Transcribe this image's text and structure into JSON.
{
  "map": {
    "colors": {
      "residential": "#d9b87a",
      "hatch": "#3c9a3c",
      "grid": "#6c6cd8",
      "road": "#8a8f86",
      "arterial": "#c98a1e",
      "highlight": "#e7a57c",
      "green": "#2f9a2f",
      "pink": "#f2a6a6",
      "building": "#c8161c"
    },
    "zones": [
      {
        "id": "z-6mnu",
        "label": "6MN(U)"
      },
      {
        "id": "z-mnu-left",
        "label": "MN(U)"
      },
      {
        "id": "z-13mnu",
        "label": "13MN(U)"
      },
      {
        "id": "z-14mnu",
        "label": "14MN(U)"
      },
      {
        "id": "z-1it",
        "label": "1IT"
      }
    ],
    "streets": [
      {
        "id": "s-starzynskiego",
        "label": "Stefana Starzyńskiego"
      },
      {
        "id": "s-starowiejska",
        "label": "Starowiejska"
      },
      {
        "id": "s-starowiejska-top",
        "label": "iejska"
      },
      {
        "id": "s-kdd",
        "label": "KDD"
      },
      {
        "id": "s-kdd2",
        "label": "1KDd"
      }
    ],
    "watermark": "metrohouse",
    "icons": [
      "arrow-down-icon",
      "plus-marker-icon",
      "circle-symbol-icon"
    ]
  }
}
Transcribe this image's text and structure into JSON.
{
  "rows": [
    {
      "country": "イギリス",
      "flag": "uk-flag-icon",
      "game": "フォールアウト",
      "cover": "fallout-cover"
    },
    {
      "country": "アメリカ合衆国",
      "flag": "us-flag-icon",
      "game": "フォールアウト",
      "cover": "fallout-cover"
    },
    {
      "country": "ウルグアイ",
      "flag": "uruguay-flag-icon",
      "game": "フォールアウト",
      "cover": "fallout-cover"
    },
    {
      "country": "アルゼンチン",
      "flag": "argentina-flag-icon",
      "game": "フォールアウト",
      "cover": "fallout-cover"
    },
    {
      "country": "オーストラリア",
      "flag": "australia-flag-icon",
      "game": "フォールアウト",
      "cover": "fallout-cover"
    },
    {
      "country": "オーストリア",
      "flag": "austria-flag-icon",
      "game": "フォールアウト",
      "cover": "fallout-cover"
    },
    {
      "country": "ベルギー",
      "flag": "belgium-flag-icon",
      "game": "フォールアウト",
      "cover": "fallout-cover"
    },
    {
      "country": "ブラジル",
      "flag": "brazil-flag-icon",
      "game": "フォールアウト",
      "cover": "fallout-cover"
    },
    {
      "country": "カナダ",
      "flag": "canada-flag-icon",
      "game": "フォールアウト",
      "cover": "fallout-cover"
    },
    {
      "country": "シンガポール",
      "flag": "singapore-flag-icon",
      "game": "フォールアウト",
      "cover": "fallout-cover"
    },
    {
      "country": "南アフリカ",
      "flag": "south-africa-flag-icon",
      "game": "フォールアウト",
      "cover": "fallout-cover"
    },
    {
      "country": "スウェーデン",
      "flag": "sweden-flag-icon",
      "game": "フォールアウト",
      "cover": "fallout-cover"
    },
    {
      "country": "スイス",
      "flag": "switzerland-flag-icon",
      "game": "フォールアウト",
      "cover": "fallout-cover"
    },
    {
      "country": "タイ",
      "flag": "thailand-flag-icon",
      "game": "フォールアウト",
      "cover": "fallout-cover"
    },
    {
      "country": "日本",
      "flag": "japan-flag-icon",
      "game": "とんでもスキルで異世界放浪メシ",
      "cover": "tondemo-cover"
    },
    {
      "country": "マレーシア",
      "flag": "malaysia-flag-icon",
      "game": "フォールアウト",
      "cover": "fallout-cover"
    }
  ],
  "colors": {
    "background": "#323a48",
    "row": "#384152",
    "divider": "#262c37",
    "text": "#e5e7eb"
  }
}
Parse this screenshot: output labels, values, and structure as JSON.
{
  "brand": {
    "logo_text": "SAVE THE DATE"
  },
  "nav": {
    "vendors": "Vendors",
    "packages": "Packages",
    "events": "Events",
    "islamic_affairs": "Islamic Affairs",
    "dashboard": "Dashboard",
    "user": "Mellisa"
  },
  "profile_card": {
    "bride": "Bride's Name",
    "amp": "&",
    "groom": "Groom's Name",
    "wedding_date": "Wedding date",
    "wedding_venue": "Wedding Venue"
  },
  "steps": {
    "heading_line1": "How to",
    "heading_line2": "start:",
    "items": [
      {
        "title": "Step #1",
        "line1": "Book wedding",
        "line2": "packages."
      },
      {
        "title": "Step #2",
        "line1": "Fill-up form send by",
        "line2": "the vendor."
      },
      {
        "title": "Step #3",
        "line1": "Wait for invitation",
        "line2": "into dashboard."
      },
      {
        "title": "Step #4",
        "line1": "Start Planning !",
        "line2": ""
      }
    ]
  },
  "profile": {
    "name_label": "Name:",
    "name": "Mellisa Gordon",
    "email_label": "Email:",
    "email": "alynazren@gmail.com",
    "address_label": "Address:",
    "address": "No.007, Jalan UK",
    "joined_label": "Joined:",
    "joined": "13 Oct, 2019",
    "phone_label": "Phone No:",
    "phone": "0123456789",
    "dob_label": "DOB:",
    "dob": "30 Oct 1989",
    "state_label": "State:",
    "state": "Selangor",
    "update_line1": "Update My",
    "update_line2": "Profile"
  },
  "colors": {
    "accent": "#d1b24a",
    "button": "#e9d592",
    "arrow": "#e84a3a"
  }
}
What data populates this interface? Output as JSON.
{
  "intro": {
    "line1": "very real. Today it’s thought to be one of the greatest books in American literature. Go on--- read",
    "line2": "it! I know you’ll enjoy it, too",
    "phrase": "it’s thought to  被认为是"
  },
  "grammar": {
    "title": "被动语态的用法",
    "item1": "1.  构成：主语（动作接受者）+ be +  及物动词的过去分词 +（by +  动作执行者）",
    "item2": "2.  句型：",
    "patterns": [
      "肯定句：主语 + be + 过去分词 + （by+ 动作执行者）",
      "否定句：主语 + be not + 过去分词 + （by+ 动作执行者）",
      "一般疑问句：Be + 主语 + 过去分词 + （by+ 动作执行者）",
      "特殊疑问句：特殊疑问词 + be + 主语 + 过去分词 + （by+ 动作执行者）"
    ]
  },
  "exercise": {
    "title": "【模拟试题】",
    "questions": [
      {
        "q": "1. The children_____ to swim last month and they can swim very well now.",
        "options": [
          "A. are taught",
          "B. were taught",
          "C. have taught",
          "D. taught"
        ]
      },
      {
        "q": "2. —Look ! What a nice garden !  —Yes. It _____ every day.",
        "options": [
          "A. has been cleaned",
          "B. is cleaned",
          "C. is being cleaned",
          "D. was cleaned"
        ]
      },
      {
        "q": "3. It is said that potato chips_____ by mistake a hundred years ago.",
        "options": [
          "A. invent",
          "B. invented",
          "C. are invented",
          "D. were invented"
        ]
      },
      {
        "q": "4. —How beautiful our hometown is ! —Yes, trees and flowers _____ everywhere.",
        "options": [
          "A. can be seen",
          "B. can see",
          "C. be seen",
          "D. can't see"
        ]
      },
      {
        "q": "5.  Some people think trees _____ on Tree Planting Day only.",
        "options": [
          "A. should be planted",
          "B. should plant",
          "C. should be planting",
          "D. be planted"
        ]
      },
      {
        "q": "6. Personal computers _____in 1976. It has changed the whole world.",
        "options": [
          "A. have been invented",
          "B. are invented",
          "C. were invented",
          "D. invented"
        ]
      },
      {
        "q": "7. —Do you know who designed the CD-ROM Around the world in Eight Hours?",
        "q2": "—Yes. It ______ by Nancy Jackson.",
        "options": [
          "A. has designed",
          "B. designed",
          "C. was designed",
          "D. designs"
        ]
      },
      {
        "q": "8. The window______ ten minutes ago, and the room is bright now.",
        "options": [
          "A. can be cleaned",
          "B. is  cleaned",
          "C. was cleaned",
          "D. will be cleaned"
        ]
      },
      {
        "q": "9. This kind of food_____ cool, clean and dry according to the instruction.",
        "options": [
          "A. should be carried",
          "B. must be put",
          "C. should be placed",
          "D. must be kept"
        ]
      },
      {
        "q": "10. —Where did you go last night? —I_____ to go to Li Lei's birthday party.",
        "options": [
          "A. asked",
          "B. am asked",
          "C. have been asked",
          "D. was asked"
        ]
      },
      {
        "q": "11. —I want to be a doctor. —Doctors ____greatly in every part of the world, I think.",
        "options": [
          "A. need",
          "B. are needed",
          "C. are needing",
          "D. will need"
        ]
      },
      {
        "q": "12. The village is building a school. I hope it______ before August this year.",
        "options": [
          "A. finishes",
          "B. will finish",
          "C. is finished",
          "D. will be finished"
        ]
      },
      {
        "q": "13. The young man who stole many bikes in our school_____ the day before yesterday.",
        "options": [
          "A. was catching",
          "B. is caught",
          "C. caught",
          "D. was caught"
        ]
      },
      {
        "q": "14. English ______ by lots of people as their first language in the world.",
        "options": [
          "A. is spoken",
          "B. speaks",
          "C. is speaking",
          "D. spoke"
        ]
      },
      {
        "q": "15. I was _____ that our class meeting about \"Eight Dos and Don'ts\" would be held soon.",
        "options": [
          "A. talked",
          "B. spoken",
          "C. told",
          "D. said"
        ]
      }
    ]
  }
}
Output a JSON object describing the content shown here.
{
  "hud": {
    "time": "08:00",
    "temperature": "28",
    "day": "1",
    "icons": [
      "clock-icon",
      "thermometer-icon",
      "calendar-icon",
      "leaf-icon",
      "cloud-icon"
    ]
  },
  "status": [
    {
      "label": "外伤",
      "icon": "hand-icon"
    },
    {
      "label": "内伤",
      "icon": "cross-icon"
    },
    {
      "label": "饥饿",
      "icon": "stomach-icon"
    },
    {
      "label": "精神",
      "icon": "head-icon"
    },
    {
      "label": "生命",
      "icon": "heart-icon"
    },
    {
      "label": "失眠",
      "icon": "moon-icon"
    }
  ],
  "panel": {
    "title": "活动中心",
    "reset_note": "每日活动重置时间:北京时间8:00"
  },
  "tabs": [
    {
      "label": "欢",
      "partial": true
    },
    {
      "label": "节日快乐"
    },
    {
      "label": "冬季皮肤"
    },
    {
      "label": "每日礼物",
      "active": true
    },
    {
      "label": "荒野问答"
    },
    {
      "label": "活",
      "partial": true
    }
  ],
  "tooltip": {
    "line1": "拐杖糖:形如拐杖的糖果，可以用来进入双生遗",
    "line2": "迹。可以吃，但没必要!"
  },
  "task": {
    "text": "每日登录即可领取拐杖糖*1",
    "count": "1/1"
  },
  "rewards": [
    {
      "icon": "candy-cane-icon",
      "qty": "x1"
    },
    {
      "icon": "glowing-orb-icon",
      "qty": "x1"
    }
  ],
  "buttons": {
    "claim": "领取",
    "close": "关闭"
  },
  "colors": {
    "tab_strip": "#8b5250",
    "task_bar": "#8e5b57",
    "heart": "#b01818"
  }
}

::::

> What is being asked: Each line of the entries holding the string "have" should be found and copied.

> Exercise answer:
          "C. have taught",
          "A. have been invented",
          "C. have been asked",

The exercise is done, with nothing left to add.